Friday morning in our garage was calm as all the calves had yet to wake and begin exploring. It was a stark contrast from the scene last night when four calves, two dogs and two cats attempted to share our two-car garage to stay warm and out of the snow. The sights and sounds of the garage can only be described as a small but entertaining animal circus.
About 2 p.m. Thursday, my husband brought home four calves born in the snow and wind. The mother cows simply weren’t getting the calves up and dry fast enough so my husband made the decision to bring them to our house to warm up and regain their strength.
Consequently, the dogs surrendered their dog beds, the cats their peace the quiet and me, my garage. But the shivering calves with big, doe eyes maked it hard to get upset about the invasion. I found blankets and towels to lay on the ground and cover the calves with. I also brought out my hair blow dryer and began drying the calves to help them warm. They didn’t tell me so, but I think they enjoyed the extra pampering. By 5 p.m. last night, most of the calves were up and exploring, bawling for mom and sucking on anything and anyone they could find. The dogs didn’t appreciate the noise, but it was a positive sound for weary cattle owners.
In addition to warming the calves, Derek also gave them a serving of colostrum to help kick start their systems. Like humans, mother cows produce colostrum as the first source of nutrition for their new calves. It’s important the calves get those vital sources of calories, fat and nutrients.

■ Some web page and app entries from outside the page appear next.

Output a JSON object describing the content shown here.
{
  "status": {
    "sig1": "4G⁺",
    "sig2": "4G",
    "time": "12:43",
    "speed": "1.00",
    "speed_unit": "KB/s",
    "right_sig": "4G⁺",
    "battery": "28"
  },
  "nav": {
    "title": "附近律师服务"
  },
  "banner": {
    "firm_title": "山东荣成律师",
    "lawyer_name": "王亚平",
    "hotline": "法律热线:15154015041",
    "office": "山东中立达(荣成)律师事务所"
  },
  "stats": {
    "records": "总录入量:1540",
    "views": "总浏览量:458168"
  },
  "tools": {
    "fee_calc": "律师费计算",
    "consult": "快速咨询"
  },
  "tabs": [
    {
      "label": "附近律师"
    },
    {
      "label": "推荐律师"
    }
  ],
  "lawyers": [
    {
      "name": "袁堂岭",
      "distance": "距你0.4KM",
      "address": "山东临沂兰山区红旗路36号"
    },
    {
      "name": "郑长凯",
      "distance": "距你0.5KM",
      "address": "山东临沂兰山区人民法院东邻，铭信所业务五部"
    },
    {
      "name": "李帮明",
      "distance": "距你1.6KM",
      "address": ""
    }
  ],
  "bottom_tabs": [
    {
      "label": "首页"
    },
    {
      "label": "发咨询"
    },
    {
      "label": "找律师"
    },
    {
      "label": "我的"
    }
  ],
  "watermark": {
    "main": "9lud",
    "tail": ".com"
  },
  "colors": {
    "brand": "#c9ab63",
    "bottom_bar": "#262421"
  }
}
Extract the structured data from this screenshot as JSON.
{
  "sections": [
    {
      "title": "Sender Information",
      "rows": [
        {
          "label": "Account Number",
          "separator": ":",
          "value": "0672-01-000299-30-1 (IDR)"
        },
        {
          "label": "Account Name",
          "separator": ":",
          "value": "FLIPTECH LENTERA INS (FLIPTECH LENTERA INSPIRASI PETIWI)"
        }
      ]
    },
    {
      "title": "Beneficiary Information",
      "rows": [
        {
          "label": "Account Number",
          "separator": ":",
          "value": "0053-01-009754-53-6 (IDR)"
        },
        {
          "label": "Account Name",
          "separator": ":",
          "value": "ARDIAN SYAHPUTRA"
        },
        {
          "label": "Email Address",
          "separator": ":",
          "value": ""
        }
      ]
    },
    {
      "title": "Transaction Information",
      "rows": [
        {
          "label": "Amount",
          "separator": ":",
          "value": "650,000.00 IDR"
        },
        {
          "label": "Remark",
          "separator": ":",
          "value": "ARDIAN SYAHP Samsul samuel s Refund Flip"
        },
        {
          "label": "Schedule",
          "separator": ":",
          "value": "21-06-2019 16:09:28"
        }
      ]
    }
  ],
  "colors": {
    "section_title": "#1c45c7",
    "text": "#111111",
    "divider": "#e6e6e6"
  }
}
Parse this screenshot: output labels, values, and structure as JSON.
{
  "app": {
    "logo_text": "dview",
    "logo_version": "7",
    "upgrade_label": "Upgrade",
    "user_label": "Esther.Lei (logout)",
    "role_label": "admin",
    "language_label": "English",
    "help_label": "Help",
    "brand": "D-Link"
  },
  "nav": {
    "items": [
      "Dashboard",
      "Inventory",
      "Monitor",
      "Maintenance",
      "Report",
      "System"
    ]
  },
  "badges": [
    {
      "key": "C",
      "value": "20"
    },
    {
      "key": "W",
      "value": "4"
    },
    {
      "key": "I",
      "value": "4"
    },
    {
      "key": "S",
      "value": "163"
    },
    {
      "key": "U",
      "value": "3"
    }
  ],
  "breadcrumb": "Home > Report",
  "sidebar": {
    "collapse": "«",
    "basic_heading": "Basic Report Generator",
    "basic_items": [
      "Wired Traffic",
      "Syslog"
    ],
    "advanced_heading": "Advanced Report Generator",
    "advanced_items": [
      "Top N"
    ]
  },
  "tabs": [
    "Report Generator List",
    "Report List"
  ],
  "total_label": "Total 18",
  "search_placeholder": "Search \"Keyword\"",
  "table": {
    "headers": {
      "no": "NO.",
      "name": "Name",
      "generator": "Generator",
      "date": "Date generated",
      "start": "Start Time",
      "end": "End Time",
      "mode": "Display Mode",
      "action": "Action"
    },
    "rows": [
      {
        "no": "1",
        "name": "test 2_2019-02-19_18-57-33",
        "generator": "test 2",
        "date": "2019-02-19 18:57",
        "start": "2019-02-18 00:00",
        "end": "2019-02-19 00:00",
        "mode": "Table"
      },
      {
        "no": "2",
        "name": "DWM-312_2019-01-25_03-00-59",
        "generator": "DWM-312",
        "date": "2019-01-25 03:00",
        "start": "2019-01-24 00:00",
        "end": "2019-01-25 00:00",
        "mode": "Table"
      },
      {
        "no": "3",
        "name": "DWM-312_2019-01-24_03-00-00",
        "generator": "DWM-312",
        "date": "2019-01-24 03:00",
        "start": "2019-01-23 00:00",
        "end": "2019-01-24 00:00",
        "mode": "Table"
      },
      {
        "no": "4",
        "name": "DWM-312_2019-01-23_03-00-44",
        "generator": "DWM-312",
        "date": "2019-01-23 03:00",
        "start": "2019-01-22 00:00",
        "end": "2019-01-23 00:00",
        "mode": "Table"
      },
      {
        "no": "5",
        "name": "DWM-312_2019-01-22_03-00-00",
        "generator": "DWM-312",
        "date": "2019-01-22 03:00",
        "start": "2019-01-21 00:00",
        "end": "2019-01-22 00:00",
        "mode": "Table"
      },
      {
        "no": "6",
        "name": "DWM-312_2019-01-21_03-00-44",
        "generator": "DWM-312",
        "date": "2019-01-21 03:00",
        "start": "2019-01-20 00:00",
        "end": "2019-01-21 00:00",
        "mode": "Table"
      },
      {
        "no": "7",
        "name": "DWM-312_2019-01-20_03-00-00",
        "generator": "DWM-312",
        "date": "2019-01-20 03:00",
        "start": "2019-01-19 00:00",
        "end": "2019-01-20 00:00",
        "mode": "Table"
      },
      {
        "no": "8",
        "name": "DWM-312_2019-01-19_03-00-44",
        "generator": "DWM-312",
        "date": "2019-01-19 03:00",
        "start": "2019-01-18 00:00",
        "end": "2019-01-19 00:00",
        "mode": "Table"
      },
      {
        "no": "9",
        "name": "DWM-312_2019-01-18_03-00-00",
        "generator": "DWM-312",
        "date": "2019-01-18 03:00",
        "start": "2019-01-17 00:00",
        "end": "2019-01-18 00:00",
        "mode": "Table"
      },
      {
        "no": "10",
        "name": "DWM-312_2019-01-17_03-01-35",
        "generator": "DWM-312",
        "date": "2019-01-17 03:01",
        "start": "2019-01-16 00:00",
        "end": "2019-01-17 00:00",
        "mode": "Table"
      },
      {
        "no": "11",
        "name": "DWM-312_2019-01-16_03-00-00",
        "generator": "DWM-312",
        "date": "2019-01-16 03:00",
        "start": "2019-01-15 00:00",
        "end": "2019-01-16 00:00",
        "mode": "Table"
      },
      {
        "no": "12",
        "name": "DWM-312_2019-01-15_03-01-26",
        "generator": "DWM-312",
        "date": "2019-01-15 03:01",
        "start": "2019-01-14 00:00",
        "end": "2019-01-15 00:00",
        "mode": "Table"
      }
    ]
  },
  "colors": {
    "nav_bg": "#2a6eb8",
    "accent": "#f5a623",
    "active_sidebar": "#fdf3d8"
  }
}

After a good nights rest in the garage, Derek and his father will return the calves to their mothers. They will watch to ensure mother and calf bond and that the mother allows her new one to suck. It’s a rewarding sight for any cattle owner and a sign of hard work paying off. These animals are our business and like any business owner, we do everything we can to create a safe, healthy product.